The abuse came in the form of constant invalidation of my reality until I came to invalidate my own reality. I lost trust in myself and my ability to know what the truth was in any given situation. I became dependent upon him for his version of reality so I could make sense of what was going on in my life. In the end he told me he wanted me out of his house and I said “wait a minute! This is my house too!" He said “No it isn't!" It was then I realize how out of touch things had become. There was no way he was going to convince me that this was his house. We purchased it together. It was ours! How long had I been allowing him to undermine me and impose his version of reality over mine? How long had I been slowly leaking my power and energy to this false illusion?
In both of my narcissistic relationships I was replaced immediately which surprised me since I had developed a belief that we had this deep soul bond that was irreplaceable. And maybe on some level it was irreplaceable! Because although they moved on quickly, their new situations didn't last long. Perhaps the new partners detected the dysfunction early on and weren't so willing to jump into my old shoes. Maybe I was special to them because I was an ignorant frog, who just didn't realize when the temperature was rising. Perhaps it was because, through it all, I am really a beautiful person with a lot of love to give and their cup was too shallow to contain it. Maybe after all is said and done they realize that I truly did love them and their fantasies that someone else could easily fill my shoes didn't measure up against true reality.
I will never really know the truth of what they are thinking, believing or feeling. I only know my truth and this is what is important. I have learned to trust myself and my inner voice that guides me on my path. I can now spot a high functioning narcissist not necessarily from far away, but up close and personal. There are a two signs: He doesn't believe he is at fault for anything. He has a certain air of superiority. There are also other obvious signs such as haughty body postures, eccentricity, a charasmatic presence, highly confident appearance, intense and invasive *** energy, a casual interest in me in order to get something they want, in some I notice a need to constantly talk about themselves, others are quiet and introverted.
The most important detection devise is the way I feel. I feel anxious, drained, on guard, inadequate, frustrated, and confused. I think those are the kind of signs we need to listen to the most. How do we feel? Once we learn to trust our own feelings we stop selling our reality for the narcissistic illusion. It is then we are able to call back our power and stop playing into the hands of one who doesn't have our best interest at heart.
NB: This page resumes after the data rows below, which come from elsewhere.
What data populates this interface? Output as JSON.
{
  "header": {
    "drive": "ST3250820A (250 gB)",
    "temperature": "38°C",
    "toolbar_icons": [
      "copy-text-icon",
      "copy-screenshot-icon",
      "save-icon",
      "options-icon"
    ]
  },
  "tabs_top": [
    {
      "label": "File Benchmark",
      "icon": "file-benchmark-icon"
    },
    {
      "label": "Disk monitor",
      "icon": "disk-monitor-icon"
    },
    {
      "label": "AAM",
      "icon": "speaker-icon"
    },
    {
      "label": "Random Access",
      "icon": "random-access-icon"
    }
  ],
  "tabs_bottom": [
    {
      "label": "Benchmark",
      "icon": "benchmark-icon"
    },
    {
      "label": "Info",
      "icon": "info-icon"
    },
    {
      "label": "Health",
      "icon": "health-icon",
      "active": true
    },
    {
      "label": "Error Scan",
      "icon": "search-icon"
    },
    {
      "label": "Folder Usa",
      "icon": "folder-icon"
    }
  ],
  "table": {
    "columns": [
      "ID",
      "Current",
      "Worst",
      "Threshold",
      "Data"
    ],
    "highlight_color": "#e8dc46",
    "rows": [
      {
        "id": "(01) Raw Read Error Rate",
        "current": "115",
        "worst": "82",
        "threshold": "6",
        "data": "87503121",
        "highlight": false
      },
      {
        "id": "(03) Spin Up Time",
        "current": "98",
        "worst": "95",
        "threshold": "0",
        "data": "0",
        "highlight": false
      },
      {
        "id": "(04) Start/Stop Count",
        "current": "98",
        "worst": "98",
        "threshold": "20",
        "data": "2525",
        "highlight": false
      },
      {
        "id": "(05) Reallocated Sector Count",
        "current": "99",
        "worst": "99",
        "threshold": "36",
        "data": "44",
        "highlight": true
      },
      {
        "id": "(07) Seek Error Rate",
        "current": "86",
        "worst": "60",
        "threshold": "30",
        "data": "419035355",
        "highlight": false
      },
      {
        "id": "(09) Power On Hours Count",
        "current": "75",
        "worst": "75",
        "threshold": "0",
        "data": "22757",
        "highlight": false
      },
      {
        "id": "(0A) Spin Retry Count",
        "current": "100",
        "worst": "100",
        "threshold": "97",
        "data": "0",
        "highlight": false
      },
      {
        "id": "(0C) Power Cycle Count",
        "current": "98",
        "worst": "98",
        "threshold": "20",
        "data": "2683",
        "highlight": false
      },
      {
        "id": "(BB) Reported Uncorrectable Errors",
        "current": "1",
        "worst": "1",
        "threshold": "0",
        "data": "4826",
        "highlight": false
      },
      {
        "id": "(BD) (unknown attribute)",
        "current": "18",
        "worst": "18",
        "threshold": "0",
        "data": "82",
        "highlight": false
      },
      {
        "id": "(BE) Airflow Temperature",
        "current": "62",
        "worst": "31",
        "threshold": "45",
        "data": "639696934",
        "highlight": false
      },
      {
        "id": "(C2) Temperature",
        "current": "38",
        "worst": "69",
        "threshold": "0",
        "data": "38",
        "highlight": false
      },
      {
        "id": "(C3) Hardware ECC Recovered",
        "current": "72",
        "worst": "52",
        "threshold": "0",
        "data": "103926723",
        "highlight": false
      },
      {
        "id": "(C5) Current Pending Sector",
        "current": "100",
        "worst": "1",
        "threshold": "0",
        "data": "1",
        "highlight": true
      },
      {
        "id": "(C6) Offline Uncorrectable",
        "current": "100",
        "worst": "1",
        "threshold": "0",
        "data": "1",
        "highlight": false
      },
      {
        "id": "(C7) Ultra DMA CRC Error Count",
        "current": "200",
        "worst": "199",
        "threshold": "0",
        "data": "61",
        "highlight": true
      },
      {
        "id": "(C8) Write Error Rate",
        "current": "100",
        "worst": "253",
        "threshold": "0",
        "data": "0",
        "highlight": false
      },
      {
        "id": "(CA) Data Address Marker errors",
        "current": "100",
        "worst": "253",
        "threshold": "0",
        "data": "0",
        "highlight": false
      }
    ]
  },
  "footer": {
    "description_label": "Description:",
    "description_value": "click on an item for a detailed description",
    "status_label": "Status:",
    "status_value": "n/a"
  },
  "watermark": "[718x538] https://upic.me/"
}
Kaleah LaRoche is an Author, Holistic Counselor, Minister and Musician. She specializes in Spiritual Recovery for the Victims of Narcissistic Abuse. Kaleah has written two books on narcissism and abuse that she offers as downloads from her Website. She also offers lots of free information, a support forum, soul recovery and counseling. To learn more about Kaleah's work visit her Website: http://www.narcissismfree.com